JCF 18.4 Authors
The Journal of Computational Finance
Volume 18, Issue 4
Christian Goll studied mathematics with minor economics at Heidelberg University and received my degree in 2010. My diploma thesis was about a posteriori error estimation for the Black Scholes equation. Afterwards, he did his PhD under the supervision of Prof. Rannacher, also in Heidelberg. The project was dedicated to the design of numerical methods to simulate models of solid oxide fuel cells efficiently and touches topics such as a posteriori error estimation for homogenization problems and Stokes-Darcy interface problem. Christian finished his PhD in 2015 and currently works as a consultant in the financial sector for d-fine GmbH.
Rolf Rannacher was born 1948 in Leipzig (Germany). He studied Mathematics and Physics at Frankfurt University, 1968-1972, and graduated 1972 in Applied Mathematics. In 1974 he received his PhD (Dr. phil. nat.), and in 1978 his Habilitation in Mathematics. After one year as Visiting Assoc. Professor at the University of Michigan, Ann Arbor (USA), in 1980 he became Assoc. Professor for Applied Mathematics at Erlangen University and then in 1985 full Professor at Saarbruecken University. Since 1988 he is full Professor for Numerical Analysis at Heidelberg University and member of the extended board of directors of the Interdisciplinary Center of Scientific Computing (IWR). From 1993 till 2004 he was chairman of the DFG-funded collaborative research centre "Reactive Flows, Diffusion and Transport". Rolf Rannacher works on numerical methods for partial differential equations, especially adaptive finite element methods, with applications to problems in the sciences and engineering. In this field he has published or edited 23 books and more than 120 articles in peer

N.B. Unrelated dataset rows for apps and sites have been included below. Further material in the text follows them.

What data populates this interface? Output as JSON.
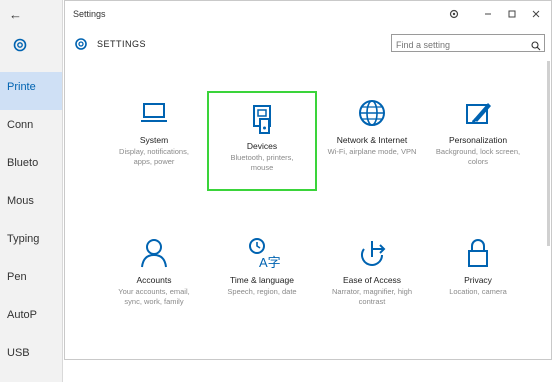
{
  "background_window": {
    "items": [
      {
        "label": "Printe",
        "active": true
      },
      {
        "label": "Conn",
        "active": false
      },
      {
        "label": "Blueto",
        "active": false
      },
      {
        "label": "Mous",
        "active": false
      },
      {
        "label": "Typing",
        "active": false
      },
      {
        "label": "Pen",
        "active": false
      },
      {
        "label": "AutoP",
        "active": false
      },
      {
        "label": "USB",
        "active": false
      }
    ]
  },
  "window": {
    "title": "Settings",
    "controls": {
      "settings": "gear-icon",
      "minimize": "minimize-icon",
      "maximize": "maximize-icon",
      "close": "close-icon"
    }
  },
  "header": {
    "title": "SETTINGS",
    "search_placeholder": "Find a setting"
  },
  "tiles": [
    {
      "name": "System",
      "desc": "Display, notifications, apps, power",
      "icon": "laptop-icon"
    },
    {
      "name": "Devices",
      "desc": "Bluetooth, printers, mouse",
      "icon": "devices-icon",
      "selected": true
    },
    {
      "name": "Network & Internet",
      "desc": "Wi-Fi, airplane mode, VPN",
      "icon": "globe-icon"
    },
    {
      "name": "Personalization",
      "desc": "Background, lock screen, colors",
      "icon": "paintbrush-icon"
    },
    {
      "name": "Accounts",
      "desc": "Your accounts, email, sync, work, family",
      "icon": "person-icon"
    },
    {
      "name": "Time & language",
      "desc": "Speech, region, date",
      "icon": "time-language-icon"
    },
    {
      "name": "Ease of Access",
      "desc": "Narrator, magnifier, high contrast",
      "icon": "ease-of-access-icon"
    },
    {
      "name": "Privacy",
      "desc": "Location, camera",
      "icon": "lock-icon"
    }
  ],
  "colors": {
    "accent": "#0063b1",
    "selection_border": "#3ad43a"
  }
}
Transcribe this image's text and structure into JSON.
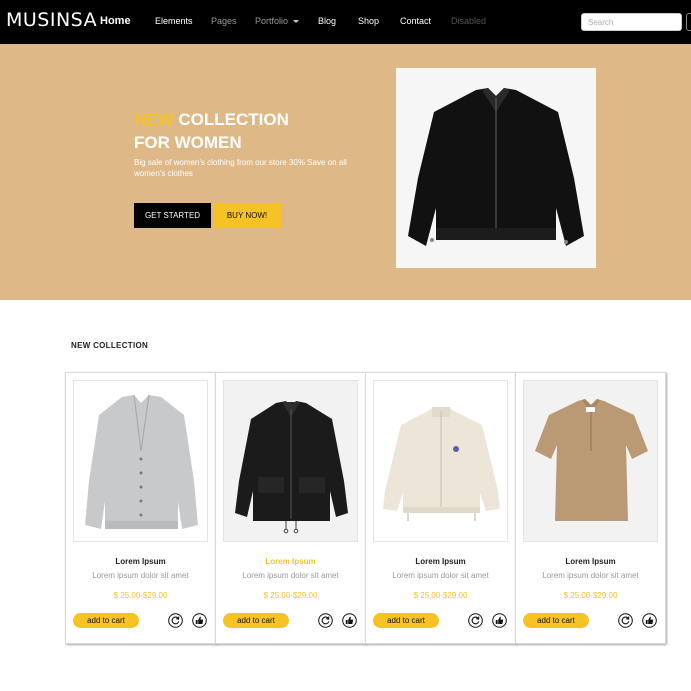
{
  "navbar": {
    "brand": "MUSINSA",
    "links": [
      {
        "label": "Home",
        "state": "active"
      },
      {
        "label": "Elements",
        "state": "normal"
      },
      {
        "label": "Pages",
        "state": "muted"
      },
      {
        "label": "Portfolio",
        "state": "muted"
      },
      {
        "label": "Blog",
        "state": "normal"
      },
      {
        "label": "Shop",
        "state": "normal"
      },
      {
        "label": "Contact",
        "state": "normal"
      },
      {
        "label": "Disabled",
        "state": "disabled"
      }
    ],
    "search_placeholder": "Search"
  },
  "hero": {
    "title_accent": "NEW",
    "title_rest": " COLLECTION",
    "title_line2": "FOR WOMEN",
    "description": "Big sale of women's clothing from our store 30% Save on all women's clothes",
    "cta_primary": "GET STARTED",
    "cta_secondary": "BUY NOW!",
    "background_color": "#deb887",
    "accent_color": "#f6c324"
  },
  "collection": {
    "title": "NEW COLLECTION",
    "products": [
      {
        "name": "Lorem Ipsum",
        "description": "Lorem ipsum dolor sit amet",
        "price": "$ 25.00-$29.00",
        "cart_label": "add to cart",
        "highlight": false,
        "image": "gray-cardigan"
      },
      {
        "name": "Lorem Ipsum",
        "description": "Lorem ipsum dolor sit amet",
        "price": "$ 25.00-$29.00",
        "cart_label": "add to cart",
        "highlight": true,
        "image": "black-jacket"
      },
      {
        "name": "Lorem Ipsum",
        "description": "Lorem ipsum dolor sit amet",
        "price": "$ 25.00-$29.00",
        "cart_label": "add to cart",
        "highlight": false,
        "image": "cream-fleece-jacket"
      },
      {
        "name": "Lorem Ipsum",
        "description": "Lorem ipsum dolor sit amet",
        "price": "$ 25.00-$29.00",
        "cart_label": "add to cart",
        "highlight": false,
        "image": "beige-shirt"
      }
    ]
  }
}
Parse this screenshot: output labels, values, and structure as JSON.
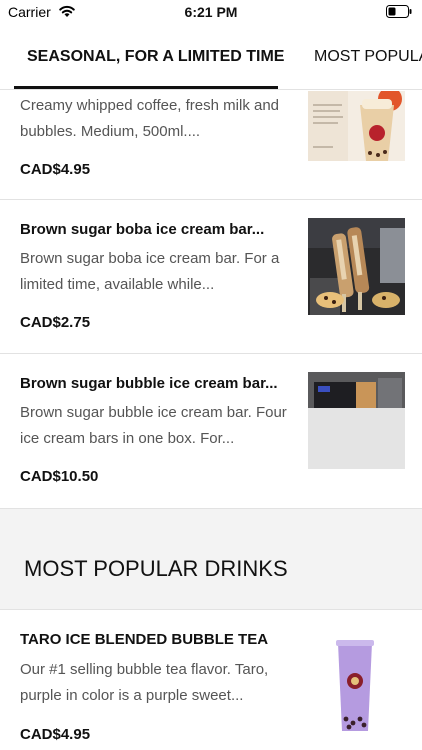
{
  "status_bar": {
    "carrier": "Carrier",
    "time": "6:21 PM"
  },
  "tabs": [
    {
      "label": "SEASONAL, FOR A LIMITED TIME",
      "active": true
    },
    {
      "label": "MOST POPULAR DRINKS",
      "active": false
    }
  ],
  "items": [
    {
      "title": "",
      "desc": "Creamy whipped coffee, fresh milk and bubbles. Medium, 500ml....",
      "price": "CAD$4.95",
      "image": "whipped-coffee-photo"
    },
    {
      "title": "Brown sugar boba ice cream bar...",
      "desc": "Brown sugar boba ice cream bar. For a limited time, available while...",
      "price": "CAD$2.75",
      "image": "ice-cream-bar-photo"
    },
    {
      "title": "Brown sugar bubble ice cream bar...",
      "desc": "Brown sugar bubble ice cream bar. Four ice cream bars in one box. For...",
      "price": "CAD$10.50",
      "image": "ice-cream-box-photo"
    }
  ],
  "section": {
    "title": "MOST POPULAR DRINKS"
  },
  "popular_items": [
    {
      "title": "TARO ICE BLENDED BUBBLE TEA",
      "desc": "Our #1 selling bubble tea flavor. Taro, purple in color is a purple sweet...",
      "price": "CAD$4.95",
      "image": "taro-bubble-tea-photo"
    }
  ],
  "colors": {
    "text": "#111111",
    "muted": "#555555",
    "divider": "#e2e2e2",
    "section_bg": "#f3f3f3",
    "taro": "#b59be0"
  }
}
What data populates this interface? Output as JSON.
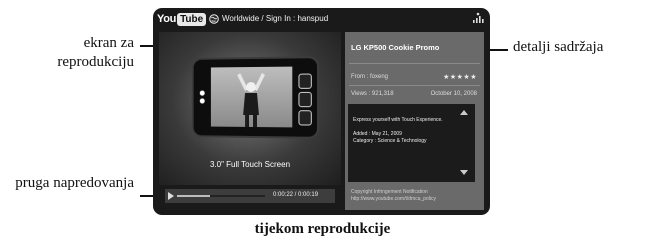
{
  "annotations": {
    "screen_label": "ekran za reprodukciju",
    "details_label": "detalji sadržaja",
    "progress_label": "pruga napredovanja",
    "caption": "tijekom reprodukcije"
  },
  "tv": {
    "logo_you": "You",
    "logo_tube": "Tube",
    "location": "Worldwide / Sign In : hanspud",
    "phone_caption": "3.0\" Full Touch Screen",
    "progress": {
      "time": "0:00:22 / 0:00:19",
      "fraction": 0.38
    },
    "details": {
      "title": "LG KP500 Cookie Promo",
      "from": "From : foxeng",
      "stars": "★★★★★",
      "views": "Views : 921,318",
      "date": "October 10, 2008",
      "description_lines": [
        "Express yourself with Touch Experience.",
        "Added : May 21, 2009",
        "Category : Science & Technology"
      ],
      "copyright_lines": [
        "Copyright Infringement Notification",
        "http://www.youtube.com/t/dmca_policy"
      ]
    }
  }
}
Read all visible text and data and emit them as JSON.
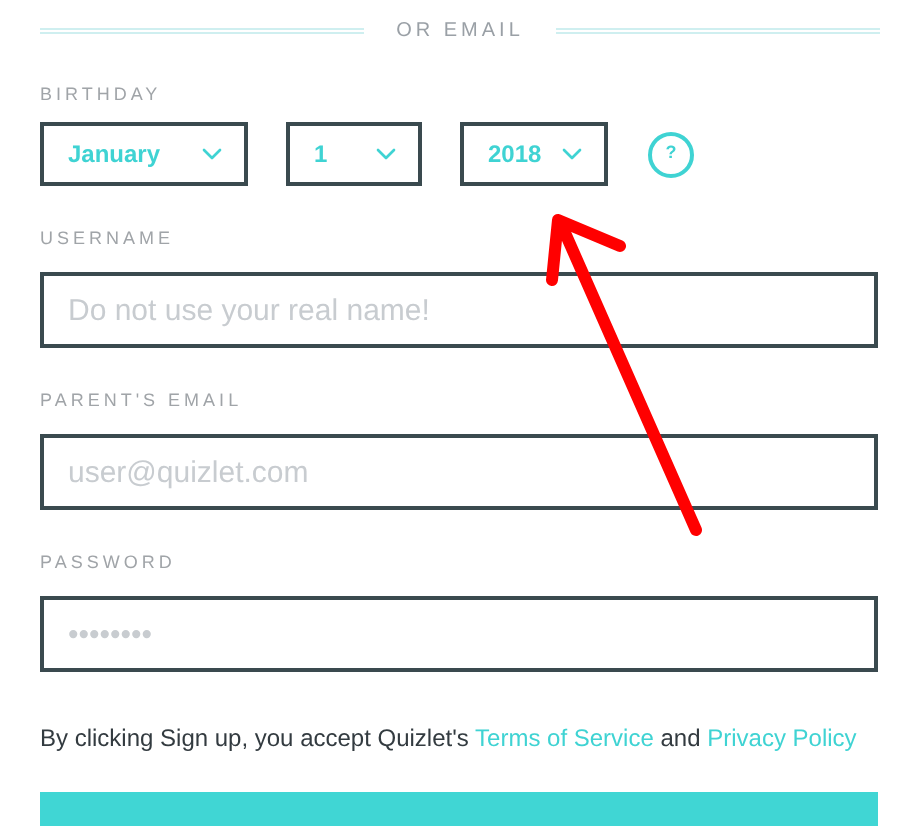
{
  "divider": {
    "label": "OR EMAIL"
  },
  "birthday": {
    "label": "BIRTHDAY",
    "selects": [
      {
        "value": "January"
      },
      {
        "value": "1"
      },
      {
        "value": "2018"
      }
    ],
    "help": "?"
  },
  "fields": [
    {
      "label": "USERNAME",
      "placeholder": "Do not use your real name!"
    },
    {
      "label": "PARENT'S EMAIL",
      "placeholder": "user@quizlet.com"
    },
    {
      "label": "PASSWORD",
      "placeholder": "••••••••"
    }
  ],
  "terms": {
    "text": "By clicking Sign up, you accept Quizlet's",
    "link1": "Terms of Service",
    "and": "and",
    "link2": "Privacy Policy"
  }
}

reviewed journals and anthologies.
Studied mathematics at Heidelberg University where he graduated in 2006. He finished his PhD in 2010 under the supervision of Rolf Rannacher at Heidelberg University on adaptive methods for constraint elliptic optimization problems. In 2011 he has accepted a position as Junior professor at University of Hamburg where he works on optimization problems subject to partial differential equations.
Duy-Minh Dang received his Bachelor, Master of Science and Ph.D, all in Computer Science, with focus on computational finance, from the University of Toronto, Canada. He then spent two years as an NSERC PostDoctoral Researcher in the Scientific Computing Group at the University of Waterloo, Canada. He is currently a Senior Lecturer in the School of Mathematics and Physics at the University of Queensland, Australia. He is also the Director of the Master of Mathematical Finance program. His main areas of research are computational finance, numerical analysis, scientific computing, and high-performance and parallel computation methods.
Christina Christara received her Bachelor degree in Mathematics from the Aristotle University of Thessaloniki, Greece, and her Master of Science and Ph.D. degrees in Computer Science from Purdue University, West Lafayette, IN, U.S.A. Her research interests are in numerical analysis and scientific computing, in particular the numerical solution of PDEs, high-performance and parallel computation methods, and applications of PDEs such as those in computational finance. She is currently an Associate Professor at the Department of Computer Science, University of Toronto, where she has also served as Associate Chair of Graduate Studies. She has organized a number of international or Canadian conferences, and participated in several research evaluation panels in Canada, the U.S.A and Europe. She is a member of the editorial boards of the journals Applied Mathematics and Computation, and Numerical Algorithms and a member of the IMACS board.
Ken Jackson received his a Ph.D. in Computer Science from the University of Toronto in 1978. He then spent three years as a Gibbs Instructor in the Computer Science Department at Yale University, before returning to the Computer Science Department at the University of Toronto in 1981. His main areas of research are numerical analysis, scientific computing and mathematical software, with particular emphasis on the numerical solution of differential equations. He is also interested in applying numerical methods to practical problems, including computational finance, medical imaging, gene regulatory networks, air quality modelling, weather forecasting and climate modeling.
Christoph Reisinger is a member of the Mathematical and Computational Finance Group at the Mathematical Institute of the University of Oxford, where he teaches a range of Masters courses in mathematical and computational finance and undergraduate courses in applied mathematics.
His research covers various aspects of the development, analysis and implementation of numerical algorithms for partial differential equations and stochastic (partial) differential equations as applied to financial engineering. Recent work includes Hamilton-Jacobi-Bellman PDEs, Bayesian approaches to model calibration and the multilevel simulation of large systems of SDEs, the last item relating to a long-running interest in the efficient approximation of high-dimensional problems. He also serves as Co-Editor-in-Chief of Applied Mathematical Finance and is on the Editorial Board of the International Journal of Computer Mathematics